I am stunned by the total comfort of so many non-Jewish children in requesting a Jewish seudat mitzvah (festive meal of ritual celebration) without the ritual — and by their parents’ willingness to imitate even a facile and empty representation of a religious rite that is not their own.

I am distressed by the massive social pressure that such requests surely reflect (that is to say, both Jewish and non-Jewish kids clearly crave the social status that extravagant bar and bat mitzvah celebrations now afford).

However, most of all, I am intrigued by the capacity that Jews now possess to impact mainstream America.
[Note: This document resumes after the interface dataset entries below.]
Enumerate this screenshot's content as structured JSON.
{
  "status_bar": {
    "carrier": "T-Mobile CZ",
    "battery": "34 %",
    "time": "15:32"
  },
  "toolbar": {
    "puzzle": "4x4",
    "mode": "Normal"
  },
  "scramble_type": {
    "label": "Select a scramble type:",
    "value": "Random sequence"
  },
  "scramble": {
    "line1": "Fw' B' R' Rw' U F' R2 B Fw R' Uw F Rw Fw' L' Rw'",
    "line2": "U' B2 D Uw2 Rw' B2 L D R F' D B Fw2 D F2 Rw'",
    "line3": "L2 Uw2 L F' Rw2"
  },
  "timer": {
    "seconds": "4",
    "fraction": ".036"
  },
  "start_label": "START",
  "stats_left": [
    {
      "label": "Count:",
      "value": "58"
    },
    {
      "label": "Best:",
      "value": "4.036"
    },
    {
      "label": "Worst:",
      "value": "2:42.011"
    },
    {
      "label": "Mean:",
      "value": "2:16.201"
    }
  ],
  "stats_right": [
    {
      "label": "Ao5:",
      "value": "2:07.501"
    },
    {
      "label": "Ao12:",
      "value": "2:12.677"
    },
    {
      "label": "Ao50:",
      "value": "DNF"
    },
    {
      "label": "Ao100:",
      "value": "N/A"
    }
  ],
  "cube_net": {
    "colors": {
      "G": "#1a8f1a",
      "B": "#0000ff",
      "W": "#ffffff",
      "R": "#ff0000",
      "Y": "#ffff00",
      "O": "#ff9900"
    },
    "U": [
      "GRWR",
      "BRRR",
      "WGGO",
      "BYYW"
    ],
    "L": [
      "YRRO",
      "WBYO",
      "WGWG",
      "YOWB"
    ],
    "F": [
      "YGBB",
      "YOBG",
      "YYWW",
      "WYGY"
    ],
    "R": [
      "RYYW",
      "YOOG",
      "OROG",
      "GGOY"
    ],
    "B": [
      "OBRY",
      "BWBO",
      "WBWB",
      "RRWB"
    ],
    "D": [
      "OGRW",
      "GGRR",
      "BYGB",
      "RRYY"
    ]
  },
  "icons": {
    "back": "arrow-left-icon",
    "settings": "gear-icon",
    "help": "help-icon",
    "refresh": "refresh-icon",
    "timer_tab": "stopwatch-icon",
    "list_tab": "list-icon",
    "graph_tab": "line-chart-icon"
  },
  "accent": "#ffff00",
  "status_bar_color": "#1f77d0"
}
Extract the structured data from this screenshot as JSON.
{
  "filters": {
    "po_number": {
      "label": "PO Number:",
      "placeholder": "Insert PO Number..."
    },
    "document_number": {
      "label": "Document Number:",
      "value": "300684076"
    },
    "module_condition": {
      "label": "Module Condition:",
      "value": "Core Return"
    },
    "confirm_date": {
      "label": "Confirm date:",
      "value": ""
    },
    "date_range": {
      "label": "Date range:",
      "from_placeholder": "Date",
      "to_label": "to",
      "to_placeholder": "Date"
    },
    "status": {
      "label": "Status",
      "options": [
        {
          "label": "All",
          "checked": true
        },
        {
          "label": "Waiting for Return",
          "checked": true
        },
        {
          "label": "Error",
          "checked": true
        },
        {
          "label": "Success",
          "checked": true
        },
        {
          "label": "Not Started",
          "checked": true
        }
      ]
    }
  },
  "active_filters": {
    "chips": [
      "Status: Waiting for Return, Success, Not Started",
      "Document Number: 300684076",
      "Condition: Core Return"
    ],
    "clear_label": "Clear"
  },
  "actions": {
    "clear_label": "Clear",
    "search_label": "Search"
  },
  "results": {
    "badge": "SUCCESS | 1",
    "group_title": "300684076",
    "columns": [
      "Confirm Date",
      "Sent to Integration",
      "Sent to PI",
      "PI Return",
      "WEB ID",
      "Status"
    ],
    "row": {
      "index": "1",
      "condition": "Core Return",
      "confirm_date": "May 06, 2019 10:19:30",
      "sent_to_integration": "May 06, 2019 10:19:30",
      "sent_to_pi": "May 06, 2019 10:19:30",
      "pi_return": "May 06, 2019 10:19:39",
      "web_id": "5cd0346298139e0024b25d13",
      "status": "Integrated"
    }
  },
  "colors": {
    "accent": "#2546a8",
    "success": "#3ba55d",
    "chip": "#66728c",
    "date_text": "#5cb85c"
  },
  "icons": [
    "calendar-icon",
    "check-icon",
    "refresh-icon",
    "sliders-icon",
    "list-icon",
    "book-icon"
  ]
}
Generations ago, our parents and grandparents pored over every aspect of non-Jewish America in an effort to conform to their surrounding culture. Now, our non-Jewish neighbors are watching us, and they are just as willing to follow our lead.

This development represents an unprecedented opportunity for today’s American Jews. The prophet Isaiah once spoke of our people becoming a "light unto the nations." For most of Jewish history, that was an impossibility, given our powerlessness in the places where we have lived. Then we wielded but a dim candle to light the way. Now we hold a beacon in our hands. Non-Jewish Americans have taken notice of one of Judaism’s most glorious rituals. Why don’t we seize the moment and give them something truly glorious to notice?

A small number of my bar and bat mitzvah students have done just that. They have passed on the five-figure party, choosing instead to invest in restoring the definition of "bar/bat mitzvah." Some have orchestrated giant "mitzvah projects" for their friends, such as building a new house for the needy or refurbishing a shelter for the homeless. Some have flown a small group of close friends or family to Israel. Some have given every dollar of their gift money away to philanthropies, recognizing that their parents are able to provide them with everything they need.

Can you imagine what might happen to the perception of Jews and Judaism in America if these images became the norm for celebrating a young Jewish adult’s acceptance of religious responsibility? Can you imagine what we might succeed in modeling for the world if this were to appear in the Wall Street Journal?

If there is one thing that Bernstein’s article confirms, it is that we Jews are a light unto the nations, whether we like it or not. Our neighbors — both in this country and around the world — are watching us, and they are reaching their conclusions about our religious tradition and us. Let’s not miss the wake-up call.


Ken Chasen is senior rabbi at Leo Baeck Temple.